I bow and bless the sacred Name, forever blest.

Because we serve a good and gracious God, true worship is always reciprocal, circular. The Spirit gives us the words, and we carry them upward to the holy throne of God. We bow down before Him in reverent fear, placing at His feet our words of adoration. Then, in return, He graces us with joy! And in that joy we worship Him all the more.

The God of Abraham praise, at whose supreme command
From earth I rise, and seek the joys at His right hand.
I all on earth forsake, its wisdom, fame, and power;
And Him my only portion make, my shield and tower.

He by Himself hath sworn, I on His oath depend;
I shall, on eagle's wings upborne, to heaven ascend;
I shall behold His face, I shall His power adore,
And sing the wonders of His grace forevermore.

Worshipping in the Spirit before the thrones of heaven, we suddenly grasp the breathtaking truth: The same God who created all that is, who dwells eternally in the praise of heaven's created beings as well as the praise of all saints, who was the God of Abraham, Isaac, Jacob, Moses—this very same God is ours as well!

So what else can we do but fall down before Him, adding our voice to the resounding chorus that is His due.

The whole triumphant host give thanks to God on high;
"Hail, Father, Son and Holy Ghost!" They ever cry.
Hail, Abraham's God and mine!
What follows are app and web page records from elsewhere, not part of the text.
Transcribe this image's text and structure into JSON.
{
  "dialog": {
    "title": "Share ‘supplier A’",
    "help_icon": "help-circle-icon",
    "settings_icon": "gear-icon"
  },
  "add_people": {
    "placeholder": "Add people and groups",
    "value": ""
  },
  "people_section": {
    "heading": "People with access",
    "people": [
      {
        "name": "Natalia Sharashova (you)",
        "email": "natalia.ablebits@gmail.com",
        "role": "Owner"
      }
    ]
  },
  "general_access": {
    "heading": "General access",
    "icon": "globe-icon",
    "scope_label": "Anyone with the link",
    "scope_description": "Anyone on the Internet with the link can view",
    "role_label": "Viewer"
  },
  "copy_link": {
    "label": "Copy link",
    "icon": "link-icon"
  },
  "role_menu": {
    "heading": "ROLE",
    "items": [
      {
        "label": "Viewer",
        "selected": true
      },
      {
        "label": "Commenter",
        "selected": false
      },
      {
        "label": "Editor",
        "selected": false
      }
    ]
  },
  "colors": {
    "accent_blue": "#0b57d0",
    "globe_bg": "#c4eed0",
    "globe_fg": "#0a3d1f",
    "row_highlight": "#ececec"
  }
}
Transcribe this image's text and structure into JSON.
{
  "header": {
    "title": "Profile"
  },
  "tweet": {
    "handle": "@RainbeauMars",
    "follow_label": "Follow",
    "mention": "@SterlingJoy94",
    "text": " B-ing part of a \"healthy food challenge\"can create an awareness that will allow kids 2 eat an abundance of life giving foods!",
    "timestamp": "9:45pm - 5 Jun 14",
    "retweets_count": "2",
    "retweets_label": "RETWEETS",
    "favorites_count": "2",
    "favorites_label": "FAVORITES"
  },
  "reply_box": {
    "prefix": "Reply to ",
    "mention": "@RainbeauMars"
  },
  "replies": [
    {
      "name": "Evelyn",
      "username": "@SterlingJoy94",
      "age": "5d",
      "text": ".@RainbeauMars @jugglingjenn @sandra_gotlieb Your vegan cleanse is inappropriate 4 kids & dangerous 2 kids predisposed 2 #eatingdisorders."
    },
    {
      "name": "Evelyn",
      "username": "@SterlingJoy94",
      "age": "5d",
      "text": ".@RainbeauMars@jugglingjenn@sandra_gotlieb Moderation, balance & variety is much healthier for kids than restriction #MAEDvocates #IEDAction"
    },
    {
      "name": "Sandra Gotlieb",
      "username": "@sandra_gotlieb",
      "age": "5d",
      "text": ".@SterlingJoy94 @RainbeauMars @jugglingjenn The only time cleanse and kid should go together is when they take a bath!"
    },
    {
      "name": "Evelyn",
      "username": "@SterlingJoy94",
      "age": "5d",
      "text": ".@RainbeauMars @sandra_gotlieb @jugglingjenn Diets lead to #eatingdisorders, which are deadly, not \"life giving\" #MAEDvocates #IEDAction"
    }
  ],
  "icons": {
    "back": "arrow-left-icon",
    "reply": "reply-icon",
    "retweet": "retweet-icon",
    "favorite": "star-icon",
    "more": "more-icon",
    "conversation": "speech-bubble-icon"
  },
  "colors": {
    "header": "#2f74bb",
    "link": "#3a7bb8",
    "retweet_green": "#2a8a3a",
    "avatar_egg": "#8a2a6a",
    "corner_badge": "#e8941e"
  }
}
I join the heavenly lays;
All might and majesty are Thine, and endless praise.

Daniel ben Judah; revised version of "The Yigdal" by Thomas Olivers